━━ THE RECORDS ━━

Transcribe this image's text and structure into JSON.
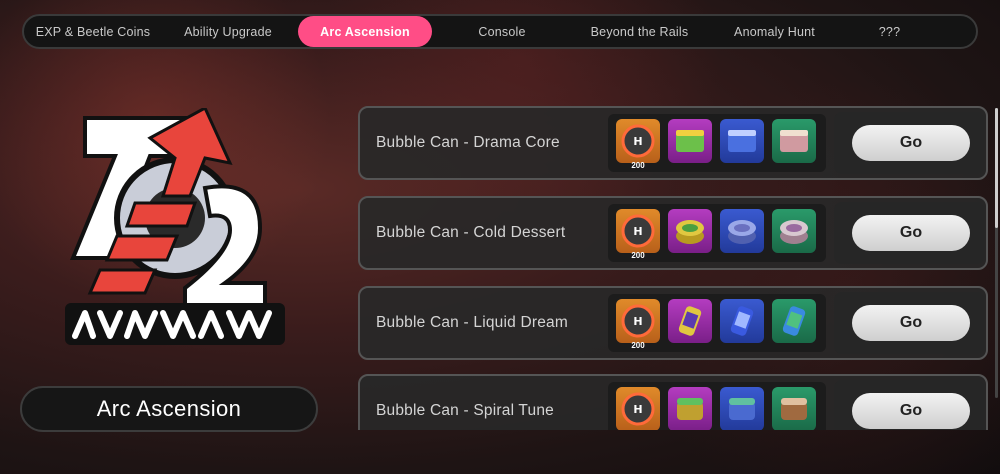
{
  "tabs": [
    {
      "label": "EXP & Beetle Coins",
      "active": false
    },
    {
      "label": "Ability Upgrade",
      "active": false
    },
    {
      "label": "Arc Ascension",
      "active": true
    },
    {
      "label": "Console",
      "active": false
    },
    {
      "label": "Beyond the Rails",
      "active": false
    },
    {
      "label": "Anomaly Hunt",
      "active": false
    },
    {
      "label": "???",
      "active": false
    }
  ],
  "logo": {
    "text": "ℳℰℛ / Skysoul arc logo"
  },
  "left_title": "Arc Ascension",
  "rows": [
    {
      "label": "Bubble Can - Drama Core",
      "first_qty": "200",
      "go": "Go",
      "icons": [
        "arc-chip-icon",
        "green-cube-can-icon",
        "blue-cube-can-icon",
        "pink-cube-can-icon"
      ]
    },
    {
      "label": "Bubble Can - Cold Dessert",
      "first_qty": "200",
      "go": "Go",
      "icons": [
        "arc-chip-icon",
        "gold-tin-icon",
        "blue-tin-icon",
        "purple-tin-icon"
      ]
    },
    {
      "label": "Bubble Can - Liquid Dream",
      "first_qty": "200",
      "go": "Go",
      "icons": [
        "arc-chip-icon",
        "purple-can-icon",
        "blue-can-icon",
        "green-can-icon"
      ]
    },
    {
      "label": "Bubble Can - Spiral Tune",
      "first_qty": "",
      "go": "Go",
      "icons": [
        "arc-chip-icon",
        "gold-jar-icon",
        "blue-jar-icon",
        "bronze-jar-icon"
      ]
    }
  ]
}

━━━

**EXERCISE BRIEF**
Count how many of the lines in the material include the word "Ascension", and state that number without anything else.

**SOLUTION FOR THIS EXERCISE**
2